If you've been waiting to upgrade your Ubuntu 16.04 LTS (Xenial Xerus) operating system to the 16.04.2 point release, which should have hit the streets a couple of days ago, you'll have to wait until February 2. We hate to give you guys bad news, but Canonical's engineers are still working hard these days to port all the goodies from the Ubuntu 16.10 (Yakkety Yak) repositories to Ubuntu 16.04 LTS, which is a long-term supported version, until 2019. These include the Linux 4.8 kernel packages and an updated graphics stack based on a newer X.Org Server version and Mesa 3D Graphics Library. Read more

Calamares Release and Adoption

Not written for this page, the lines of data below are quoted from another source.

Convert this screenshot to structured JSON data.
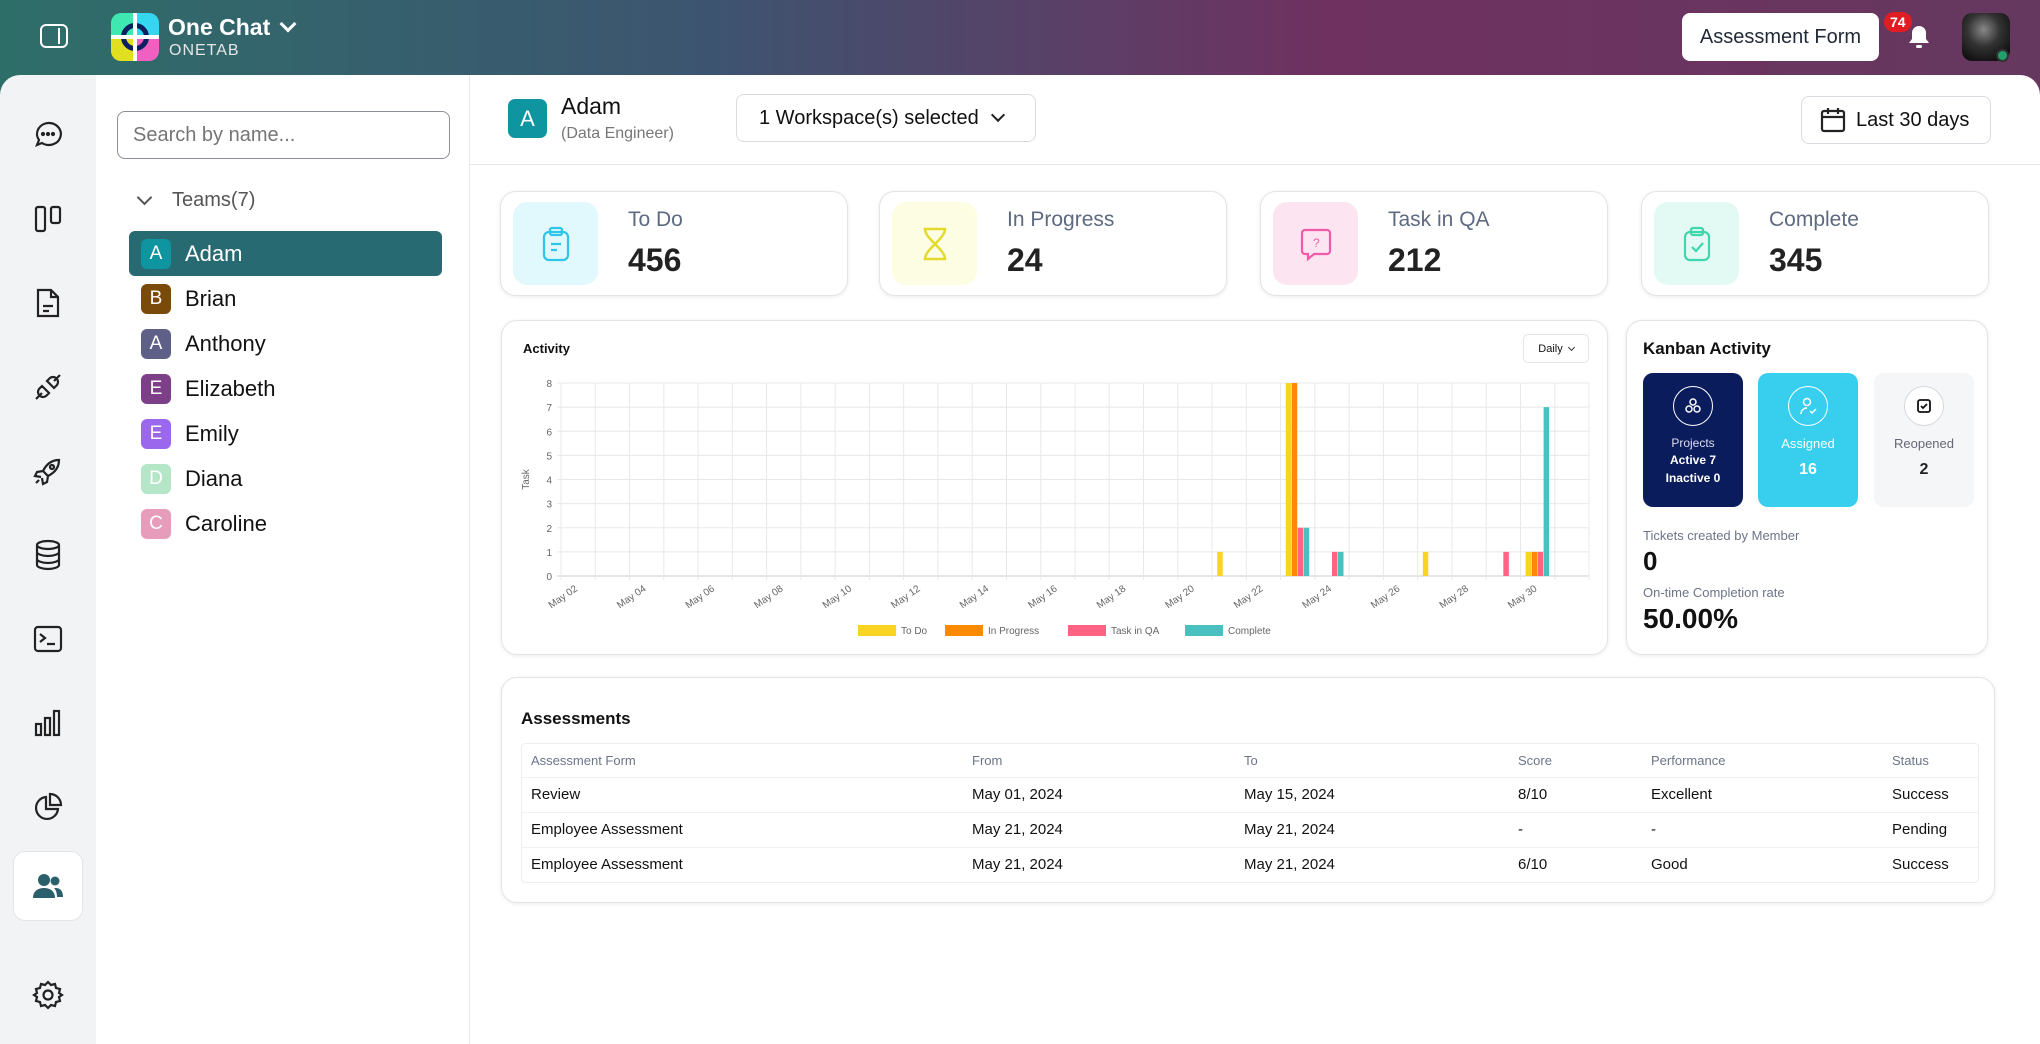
{
  "header": {
    "app_name": "One Chat",
    "workspace": "ONETAB",
    "assessment_button": "Assessment Form",
    "notification_count": "74"
  },
  "rail": {
    "items": [
      "chat-icon",
      "board-icon",
      "document-icon",
      "plug-icon",
      "rocket-icon",
      "database-icon",
      "image-icon",
      "bar-chart-icon",
      "pie-chart-icon",
      "users-icon",
      "gear-icon"
    ],
    "active": "users-icon"
  },
  "team_panel": {
    "search_placeholder": "Search by name...",
    "teams_label": "Teams(7)",
    "members": [
      {
        "initial": "A",
        "name": "Adam",
        "color": "#0e95a0",
        "selected": true
      },
      {
        "initial": "B",
        "name": "Brian",
        "color": "#7a4a0a"
      },
      {
        "initial": "A",
        "name": "Anthony",
        "color": "#5f6088"
      },
      {
        "initial": "E",
        "name": "Elizabeth",
        "color": "#7c3f88"
      },
      {
        "initial": "E",
        "name": "Emily",
        "color": "#9b67ec"
      },
      {
        "initial": "D",
        "name": "Diana",
        "color": "#b5e6c8"
      },
      {
        "initial": "C",
        "name": "Caroline",
        "color": "#e79cbb"
      }
    ]
  },
  "profile": {
    "initial": "A",
    "name": "Adam",
    "role": "(Data Engineer)",
    "workspace_select": "1 Workspace(s) selected",
    "date_range": "Last 30 days"
  },
  "stats": [
    {
      "label": "To Do",
      "value": "456",
      "bg": "#e1f8fd",
      "color": "#2ec5e8"
    },
    {
      "label": "In Progress",
      "value": "24",
      "bg": "#fdfde3",
      "color": "#e3da2d"
    },
    {
      "label": "Task in QA",
      "value": "212",
      "bg": "#fde4f1",
      "color": "#f05aa8"
    },
    {
      "label": "Complete",
      "value": "345",
      "bg": "#e2faf3",
      "color": "#3ed6ad"
    }
  ],
  "activity": {
    "title": "Activity",
    "period": "Daily"
  },
  "chart_data": {
    "type": "bar",
    "ylabel": "Task",
    "ylim": [
      0,
      8
    ],
    "yticks": [
      0,
      1,
      2,
      3,
      4,
      5,
      6,
      7,
      8
    ],
    "categories": [
      "May 02",
      "May 03",
      "May 04",
      "May 05",
      "May 06",
      "May 07",
      "May 08",
      "May 09",
      "May 10",
      "May 11",
      "May 12",
      "May 13",
      "May 14",
      "May 15",
      "May 16",
      "May 17",
      "May 18",
      "May 19",
      "May 20",
      "May 21",
      "May 22",
      "May 23",
      "May 24",
      "May 25",
      "May 26",
      "May 27",
      "May 28",
      "May 29",
      "May 30",
      "May 31"
    ],
    "tick_labels": [
      "May 02",
      "May 04",
      "May 06",
      "May 08",
      "May 10",
      "May 12",
      "May 14",
      "May 16",
      "May 18",
      "May 20",
      "May 22",
      "May 24",
      "May 26",
      "May 28",
      "May 30"
    ],
    "grid": true,
    "legend": "bottom",
    "series": [
      {
        "name": "To Do",
        "color": "#f9d423",
        "values": [
          0,
          0,
          0,
          0,
          0,
          0,
          0,
          0,
          0,
          0,
          0,
          0,
          0,
          0,
          0,
          0,
          0,
          0,
          0,
          1,
          0,
          8,
          0,
          0,
          0,
          1,
          0,
          0,
          1,
          0
        ]
      },
      {
        "name": "In Progress",
        "color": "#fd8a00",
        "values": [
          0,
          0,
          0,
          0,
          0,
          0,
          0,
          0,
          0,
          0,
          0,
          0,
          0,
          0,
          0,
          0,
          0,
          0,
          0,
          0,
          0,
          8,
          0,
          0,
          0,
          0,
          0,
          0,
          1,
          0
        ]
      },
      {
        "name": "Task in QA",
        "color": "#fe6384",
        "values": [
          0,
          0,
          0,
          0,
          0,
          0,
          0,
          0,
          0,
          0,
          0,
          0,
          0,
          0,
          0,
          0,
          0,
          0,
          0,
          0,
          0,
          2,
          1,
          0,
          0,
          0,
          0,
          1,
          1,
          0
        ]
      },
      {
        "name": "Complete",
        "color": "#4bc0c0",
        "values": [
          0,
          0,
          0,
          0,
          0,
          0,
          0,
          0,
          0,
          0,
          0,
          0,
          0,
          0,
          0,
          0,
          0,
          0,
          0,
          0,
          0,
          2,
          1,
          0,
          0,
          0,
          0,
          0,
          7,
          0
        ]
      }
    ]
  },
  "kanban": {
    "title": "Kanban Activity",
    "projects_label": "Projects",
    "active": "Active 7",
    "inactive": "Inactive 0",
    "assigned_label": "Assigned",
    "assigned_value": "16",
    "reopened_label": "Reopened",
    "reopened_value": "2",
    "tickets_label": "Tickets created by Member",
    "tickets_value": "0",
    "completion_label": "On-time Completion rate",
    "completion_value": "50.00%"
  },
  "assessments": {
    "title": "Assessments",
    "columns": [
      "Assessment Form",
      "From",
      "To",
      "Score",
      "Performance",
      "Status"
    ],
    "rows": [
      [
        "Review",
        "May 01, 2024",
        "May 15, 2024",
        "8/10",
        "Excellent",
        "Success"
      ],
      [
        "Employee Assessment",
        "May 21, 2024",
        "May 21, 2024",
        "-",
        "-",
        "Pending"
      ],
      [
        "Employee Assessment",
        "May 21, 2024",
        "May 21, 2024",
        "6/10",
        "Good",
        "Success"
      ]
    ]
  }
}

  • Calamares 3.0 Universal Linux Installer Released, Drops Support for KPMcore 2
    Calamares, the open-source distribution-independent system installer, which is used by many GNU/Linux distributions, including the popular KaOS, Netrunner, Chakra GNU/Linux, and recently KDE Neon, was updated today to version 3.0. Calamares 3.0 is a major milestone, ending the support for the 2.4 series, which recently received its last maintenance update, versioned 2.4.6, bringing numerous improvements, countless bug fixes, and some long-anticipated features, including a brand-new PythonQt-based module interface.
  • Due to Popular Request, KDE Neon Is Adopting the Calamares Graphical Installer
    KDE Neon maintainer Jonathan Riddell is announcing today the immediate availability of the popular Calamares distribution-independent Linux installer framework on the Developer Unstable Edition of KDE Neon. It would appear that many KDE Neon users have voted for Calamares to become the default graphical installer system used for installing the Linux-based operating system on their personal computers. Indeed, Calamares is a popular installer framework that's being successfully used by many distros, including Chakra, Netrunner, and KaOS.

Red Hat Financial News

Wine 2.0 RC6 released